(Aim of the task)
Repeat the entries exactly as they appear.

(Excerpts from an interface dataset)
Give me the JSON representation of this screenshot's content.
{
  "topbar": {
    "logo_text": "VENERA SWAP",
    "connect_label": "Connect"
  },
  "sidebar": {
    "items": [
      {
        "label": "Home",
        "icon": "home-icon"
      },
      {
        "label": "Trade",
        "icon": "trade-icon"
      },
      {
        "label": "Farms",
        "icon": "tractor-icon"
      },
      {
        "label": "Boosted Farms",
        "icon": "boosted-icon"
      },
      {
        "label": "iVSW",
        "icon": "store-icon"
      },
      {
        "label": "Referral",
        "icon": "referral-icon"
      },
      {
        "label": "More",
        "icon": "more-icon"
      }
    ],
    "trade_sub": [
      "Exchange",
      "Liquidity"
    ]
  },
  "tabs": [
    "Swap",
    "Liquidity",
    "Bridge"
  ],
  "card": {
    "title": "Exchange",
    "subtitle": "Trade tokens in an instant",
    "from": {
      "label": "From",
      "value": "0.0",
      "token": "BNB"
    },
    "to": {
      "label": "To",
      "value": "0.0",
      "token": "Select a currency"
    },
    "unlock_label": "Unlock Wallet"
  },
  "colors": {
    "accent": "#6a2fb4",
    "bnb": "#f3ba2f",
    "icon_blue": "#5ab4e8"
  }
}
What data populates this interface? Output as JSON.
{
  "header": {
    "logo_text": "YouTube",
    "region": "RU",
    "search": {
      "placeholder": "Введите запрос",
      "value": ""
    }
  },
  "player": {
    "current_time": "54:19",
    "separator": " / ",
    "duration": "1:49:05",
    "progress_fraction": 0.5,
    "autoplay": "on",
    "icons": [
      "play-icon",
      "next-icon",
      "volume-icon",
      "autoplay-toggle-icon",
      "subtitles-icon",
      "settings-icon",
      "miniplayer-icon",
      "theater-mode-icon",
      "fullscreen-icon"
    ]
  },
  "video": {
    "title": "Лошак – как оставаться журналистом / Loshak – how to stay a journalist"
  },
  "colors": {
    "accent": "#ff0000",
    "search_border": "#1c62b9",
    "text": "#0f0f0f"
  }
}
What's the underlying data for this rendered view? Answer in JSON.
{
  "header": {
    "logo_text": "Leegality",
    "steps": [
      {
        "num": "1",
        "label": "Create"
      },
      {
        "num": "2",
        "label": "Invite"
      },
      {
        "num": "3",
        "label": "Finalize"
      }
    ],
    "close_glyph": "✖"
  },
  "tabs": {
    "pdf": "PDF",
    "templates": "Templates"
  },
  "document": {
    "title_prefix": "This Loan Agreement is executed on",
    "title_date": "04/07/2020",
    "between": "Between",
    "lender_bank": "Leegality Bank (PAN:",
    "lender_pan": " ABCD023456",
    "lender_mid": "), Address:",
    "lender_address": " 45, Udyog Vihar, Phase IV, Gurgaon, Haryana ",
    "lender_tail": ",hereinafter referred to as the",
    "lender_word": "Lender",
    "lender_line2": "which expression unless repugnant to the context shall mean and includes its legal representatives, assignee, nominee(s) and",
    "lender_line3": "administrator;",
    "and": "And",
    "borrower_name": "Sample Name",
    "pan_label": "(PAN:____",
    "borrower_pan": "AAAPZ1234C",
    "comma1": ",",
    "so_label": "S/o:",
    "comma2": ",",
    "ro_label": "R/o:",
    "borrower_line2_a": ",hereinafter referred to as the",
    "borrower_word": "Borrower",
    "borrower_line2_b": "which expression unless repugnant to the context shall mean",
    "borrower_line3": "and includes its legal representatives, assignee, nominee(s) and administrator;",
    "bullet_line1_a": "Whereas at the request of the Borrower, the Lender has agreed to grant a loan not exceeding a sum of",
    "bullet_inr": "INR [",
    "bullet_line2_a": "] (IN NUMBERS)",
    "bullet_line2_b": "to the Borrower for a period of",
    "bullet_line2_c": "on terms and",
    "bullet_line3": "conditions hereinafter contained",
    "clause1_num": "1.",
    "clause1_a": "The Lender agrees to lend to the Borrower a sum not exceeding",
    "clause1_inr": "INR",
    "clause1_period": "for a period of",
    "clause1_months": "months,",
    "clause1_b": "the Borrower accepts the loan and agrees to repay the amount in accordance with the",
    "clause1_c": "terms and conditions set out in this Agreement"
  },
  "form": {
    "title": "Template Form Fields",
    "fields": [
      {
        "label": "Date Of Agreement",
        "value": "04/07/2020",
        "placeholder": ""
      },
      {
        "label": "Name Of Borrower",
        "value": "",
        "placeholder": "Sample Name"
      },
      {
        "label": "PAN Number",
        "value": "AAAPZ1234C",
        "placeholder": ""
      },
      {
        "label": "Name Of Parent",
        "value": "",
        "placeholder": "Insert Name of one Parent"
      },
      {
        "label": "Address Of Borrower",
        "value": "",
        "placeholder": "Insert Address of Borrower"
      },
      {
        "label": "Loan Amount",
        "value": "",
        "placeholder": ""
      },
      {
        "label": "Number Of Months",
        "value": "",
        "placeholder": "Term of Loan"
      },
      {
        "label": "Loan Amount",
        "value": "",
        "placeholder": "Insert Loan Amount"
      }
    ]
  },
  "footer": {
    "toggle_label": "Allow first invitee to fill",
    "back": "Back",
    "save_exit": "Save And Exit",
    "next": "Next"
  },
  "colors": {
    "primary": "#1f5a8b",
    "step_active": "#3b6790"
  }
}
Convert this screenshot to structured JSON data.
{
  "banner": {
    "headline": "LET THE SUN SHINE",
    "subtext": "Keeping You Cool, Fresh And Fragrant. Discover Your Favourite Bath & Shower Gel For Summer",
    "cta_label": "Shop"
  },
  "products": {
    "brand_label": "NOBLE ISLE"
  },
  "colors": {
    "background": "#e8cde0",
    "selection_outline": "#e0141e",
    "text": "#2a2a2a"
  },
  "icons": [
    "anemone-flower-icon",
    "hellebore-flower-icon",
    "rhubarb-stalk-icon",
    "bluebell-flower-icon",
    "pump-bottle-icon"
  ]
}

(Response area)
Give me the JSON representation of this screenshot's content.
{
  "topbar": {
    "logo_text": "VENERA SWAP",
    "connect_label": "Connect"
  },
  "sidebar": {
    "items": [
      {
        "label": "Home",
        "icon": "home-icon"
      },
      {
        "label": "Trade",
        "icon": "trade-icon"
      },
      {
        "label": "Farms",
        "icon": "tractor-icon"
      },
      {
        "label": "Boosted Farms",
        "icon": "boosted-icon"
      },
      {
        "label": "iVSW",
        "icon": "store-icon"
      },
      {
        "label": "Referral",
        "icon": "referral-icon"
      },
      {
        "label": "More",
        "icon": "more-icon"
      }
    ],
    "trade_sub": [
      "Exchange",
      "Liquidity"
    ]
  },
  "tabs": [
    "Swap",
    "Liquidity",
    "Bridge"
  ],
  "card": {
    "title": "Exchange",
    "subtitle": "Trade tokens in an instant",
    "from": {
      "label": "From",
      "value": "0.0",
      "token": "BNB"
    },
    "to": {
      "label": "To",
      "value": "0.0",
      "token": "Select a currency"
    },
    "unlock_label": "Unlock Wallet"
  },
  "colors": {
    "accent": "#6a2fb4",
    "bnb": "#f3ba2f",
    "icon_blue": "#5ab4e8"
  }
}
What data populates this interface? Output as JSON.
{
  "header": {
    "logo_text": "YouTube",
    "region": "RU",
    "search": {
      "placeholder": "Введите запрос",
      "value": ""
    }
  },
  "player": {
    "current_time": "54:19",
    "separator": " / ",
    "duration": "1:49:05",
    "progress_fraction": 0.5,
    "autoplay": "on",
    "icons": [
      "play-icon",
      "next-icon",
      "volume-icon",
      "autoplay-toggle-icon",
      "subtitles-icon",
      "settings-icon",
      "miniplayer-icon",
      "theater-mode-icon",
      "fullscreen-icon"
    ]
  },
  "video": {
    "title": "Лошак – как оставаться журналистом / Loshak – how to stay a journalist"
  },
  "colors": {
    "accent": "#ff0000",
    "search_border": "#1c62b9",
    "text": "#0f0f0f"
  }
}
What's the underlying data for this rendered view? Answer in JSON.
{
  "header": {
    "logo_text": "Leegality",
    "steps": [
      {
        "num": "1",
        "label": "Create"
      },
      {
        "num": "2",
        "label": "Invite"
      },
      {
        "num": "3",
        "label": "Finalize"
      }
    ],
    "close_glyph": "✖"
  },
  "tabs": {
    "pdf": "PDF",
    "templates": "Templates"
  },
  "document": {
    "title_prefix": "This Loan Agreement is executed on",
    "title_date": "04/07/2020",
    "between": "Between",
    "lender_bank": "Leegality Bank (PAN:",
    "lender_pan": " ABCD023456",
    "lender_mid": "), Address:",
    "lender_address": " 45, Udyog Vihar, Phase IV, Gurgaon, Haryana ",
    "lender_tail": ",hereinafter referred to as the",
    "lender_word": "Lender",
    "lender_line2": "which expression unless repugnant to the context shall mean and includes its legal representatives, assignee, nominee(s) and",
    "lender_line3": "administrator;",
    "and": "And",
    "borrower_name": "Sample Name",
    "pan_label": "(PAN:____",
    "borrower_pan": "AAAPZ1234C",
    "comma1": ",",
    "so_label": "S/o:",
    "comma2": ",",
    "ro_label": "R/o:",
    "borrower_line2_a": ",hereinafter referred to as the",
    "borrower_word": "Borrower",
    "borrower_line2_b": "which expression unless repugnant to the context shall mean",
    "borrower_line3": "and includes its legal representatives, assignee, nominee(s) and administrator;",
    "bullet_line1_a": "Whereas at the request of the Borrower, the Lender has agreed to grant a loan not exceeding a sum of",
    "bullet_inr": "INR [",
    "bullet_line2_a": "] (IN NUMBERS)",
    "bullet_line2_b": "to the Borrower for a period of",
    "bullet_line2_c": "on terms and",
    "bullet_line3": "conditions hereinafter contained",
    "clause1_num": "1.",
    "clause1_a": "The Lender agrees to lend to the Borrower a sum not exceeding",
    "clause1_inr": "INR",
    "clause1_period": "for a period of",
    "clause1_months": "months,",
    "clause1_b": "the Borrower accepts the loan and agrees to repay the amount in accordance with the",
    "clause1_c": "terms and conditions set out in this Agreement"
  },
  "form": {
    "title": "Template Form Fields",
    "fields": [
      {
        "label": "Date Of Agreement",
        "value": "04/07/2020",
        "placeholder": ""
      },
      {
        "label": "Name Of Borrower",
        "value": "",
        "placeholder": "Sample Name"
      },
      {
        "label": "PAN Number",
        "value": "AAAPZ1234C",
        "placeholder": ""
      },
      {
        "label": "Name Of Parent",
        "value": "",
        "placeholder": "Insert Name of one Parent"
      },
      {
        "label": "Address Of Borrower",
        "value": "",
        "placeholder": "Insert Address of Borrower"
      },
      {
        "label": "Loan Amount",
        "value": "",
        "placeholder": ""
      },
      {
        "label": "Number Of Months",
        "value": "",
        "placeholder": "Term of Loan"
      },
      {
        "label": "Loan Amount",
        "value": "",
        "placeholder": "Insert Loan Amount"
      }
    ]
  },
  "footer": {
    "toggle_label": "Allow first invitee to fill",
    "back": "Back",
    "save_exit": "Save And Exit",
    "next": "Next"
  },
  "colors": {
    "primary": "#1f5a8b",
    "step_active": "#3b6790"
  }
}
Convert this screenshot to structured JSON data.
{
  "banner": {
    "headline": "LET THE SUN SHINE",
    "subtext": "Keeping You Cool, Fresh And Fragrant. Discover Your Favourite Bath & Shower Gel For Summer",
    "cta_label": "Shop"
  },
  "products": {
    "brand_label": "NOBLE ISLE"
  },
  "colors": {
    "background": "#e8cde0",
    "selection_outline": "#e0141e",
    "text": "#2a2a2a"
  },
  "icons": [
    "anemone-flower-icon",
    "hellebore-flower-icon",
    "rhubarb-stalk-icon",
    "bluebell-flower-icon",
    "pump-bottle-icon"
  ]
}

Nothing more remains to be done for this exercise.